▶ **To do**
Your answer must be every line of the data that contains "Include".

▶ **App and web page records**
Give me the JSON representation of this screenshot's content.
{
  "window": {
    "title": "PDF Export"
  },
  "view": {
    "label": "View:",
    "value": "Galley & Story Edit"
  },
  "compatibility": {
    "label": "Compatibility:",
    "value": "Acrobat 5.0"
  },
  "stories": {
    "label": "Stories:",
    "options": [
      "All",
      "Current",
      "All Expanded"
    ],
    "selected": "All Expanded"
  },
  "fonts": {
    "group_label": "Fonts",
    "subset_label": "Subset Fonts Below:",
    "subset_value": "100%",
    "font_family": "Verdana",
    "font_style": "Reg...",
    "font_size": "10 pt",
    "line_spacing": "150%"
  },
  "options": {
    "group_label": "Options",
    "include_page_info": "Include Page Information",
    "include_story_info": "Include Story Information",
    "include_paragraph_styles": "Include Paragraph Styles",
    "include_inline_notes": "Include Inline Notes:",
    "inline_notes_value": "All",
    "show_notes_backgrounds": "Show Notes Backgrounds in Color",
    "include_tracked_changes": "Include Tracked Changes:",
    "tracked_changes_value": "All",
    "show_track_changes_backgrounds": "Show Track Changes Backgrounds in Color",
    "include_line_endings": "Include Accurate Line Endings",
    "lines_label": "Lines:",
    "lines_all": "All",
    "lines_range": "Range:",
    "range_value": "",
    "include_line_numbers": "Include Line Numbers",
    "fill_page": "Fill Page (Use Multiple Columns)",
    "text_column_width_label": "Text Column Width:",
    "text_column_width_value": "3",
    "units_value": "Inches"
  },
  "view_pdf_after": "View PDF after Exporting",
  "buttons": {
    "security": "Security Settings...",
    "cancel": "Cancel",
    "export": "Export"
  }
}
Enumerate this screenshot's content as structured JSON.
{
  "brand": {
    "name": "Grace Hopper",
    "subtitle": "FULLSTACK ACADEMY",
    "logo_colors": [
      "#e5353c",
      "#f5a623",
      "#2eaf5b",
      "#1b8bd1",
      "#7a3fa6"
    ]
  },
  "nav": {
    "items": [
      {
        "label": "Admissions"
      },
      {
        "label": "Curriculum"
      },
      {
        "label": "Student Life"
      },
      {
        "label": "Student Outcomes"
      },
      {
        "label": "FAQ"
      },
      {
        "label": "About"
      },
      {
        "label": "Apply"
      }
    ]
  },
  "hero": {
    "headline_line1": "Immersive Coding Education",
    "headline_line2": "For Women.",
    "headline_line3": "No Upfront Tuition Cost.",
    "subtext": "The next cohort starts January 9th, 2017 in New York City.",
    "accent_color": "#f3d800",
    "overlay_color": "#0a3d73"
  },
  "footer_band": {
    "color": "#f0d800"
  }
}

▶ **Solution for this problem**
    "include_page_info": "Include Page Information",
    "include_story_info": "Include Story Information",
    "include_paragraph_styles": "Include Paragraph Styles",
    "include_inline_notes": "Include Inline Notes:",
    "include_tracked_changes": "Include Tracked Changes:",
    "include_line_endings": "Include Accurate Line Endings",
    "include_line_numbers": "Include Line Numbers",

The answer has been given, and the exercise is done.